> What the exercise asks:
Search the entries for the word "computer". Copy every line where it turns up.

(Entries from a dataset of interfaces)
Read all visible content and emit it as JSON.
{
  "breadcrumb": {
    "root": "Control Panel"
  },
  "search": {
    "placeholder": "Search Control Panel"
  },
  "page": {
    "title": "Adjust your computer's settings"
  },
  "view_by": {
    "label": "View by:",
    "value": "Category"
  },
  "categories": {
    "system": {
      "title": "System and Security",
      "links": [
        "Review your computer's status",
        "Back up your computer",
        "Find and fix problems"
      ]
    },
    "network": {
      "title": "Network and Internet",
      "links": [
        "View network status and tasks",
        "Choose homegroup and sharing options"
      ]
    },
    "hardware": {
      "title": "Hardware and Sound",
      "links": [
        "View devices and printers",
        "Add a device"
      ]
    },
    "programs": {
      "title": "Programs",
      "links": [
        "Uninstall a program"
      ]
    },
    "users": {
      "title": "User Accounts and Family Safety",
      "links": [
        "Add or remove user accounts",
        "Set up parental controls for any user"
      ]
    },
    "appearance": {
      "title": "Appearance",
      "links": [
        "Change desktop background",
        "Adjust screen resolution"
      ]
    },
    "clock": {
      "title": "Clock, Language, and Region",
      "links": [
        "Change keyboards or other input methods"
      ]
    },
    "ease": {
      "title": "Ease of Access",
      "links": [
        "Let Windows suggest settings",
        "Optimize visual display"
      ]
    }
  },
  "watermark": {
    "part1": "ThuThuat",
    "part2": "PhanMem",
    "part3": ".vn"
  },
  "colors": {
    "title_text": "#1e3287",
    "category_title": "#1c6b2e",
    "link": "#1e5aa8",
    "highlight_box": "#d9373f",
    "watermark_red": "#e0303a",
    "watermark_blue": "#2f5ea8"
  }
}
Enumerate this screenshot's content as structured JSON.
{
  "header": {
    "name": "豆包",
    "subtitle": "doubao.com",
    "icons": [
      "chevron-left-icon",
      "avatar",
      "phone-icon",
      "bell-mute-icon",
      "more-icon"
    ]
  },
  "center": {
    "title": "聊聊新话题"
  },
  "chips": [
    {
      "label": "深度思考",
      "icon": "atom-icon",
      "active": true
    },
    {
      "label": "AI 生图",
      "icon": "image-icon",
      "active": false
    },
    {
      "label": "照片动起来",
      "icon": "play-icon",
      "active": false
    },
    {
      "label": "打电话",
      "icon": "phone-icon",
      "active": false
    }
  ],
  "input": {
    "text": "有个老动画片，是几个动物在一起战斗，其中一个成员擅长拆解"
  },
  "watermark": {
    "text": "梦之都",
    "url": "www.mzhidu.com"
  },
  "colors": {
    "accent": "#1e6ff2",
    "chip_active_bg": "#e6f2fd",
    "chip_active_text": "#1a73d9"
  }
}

> Solution to this problem:
    "title": "Adjust your computer's settings"
        "Review your computer's status",
        "Back up your computer",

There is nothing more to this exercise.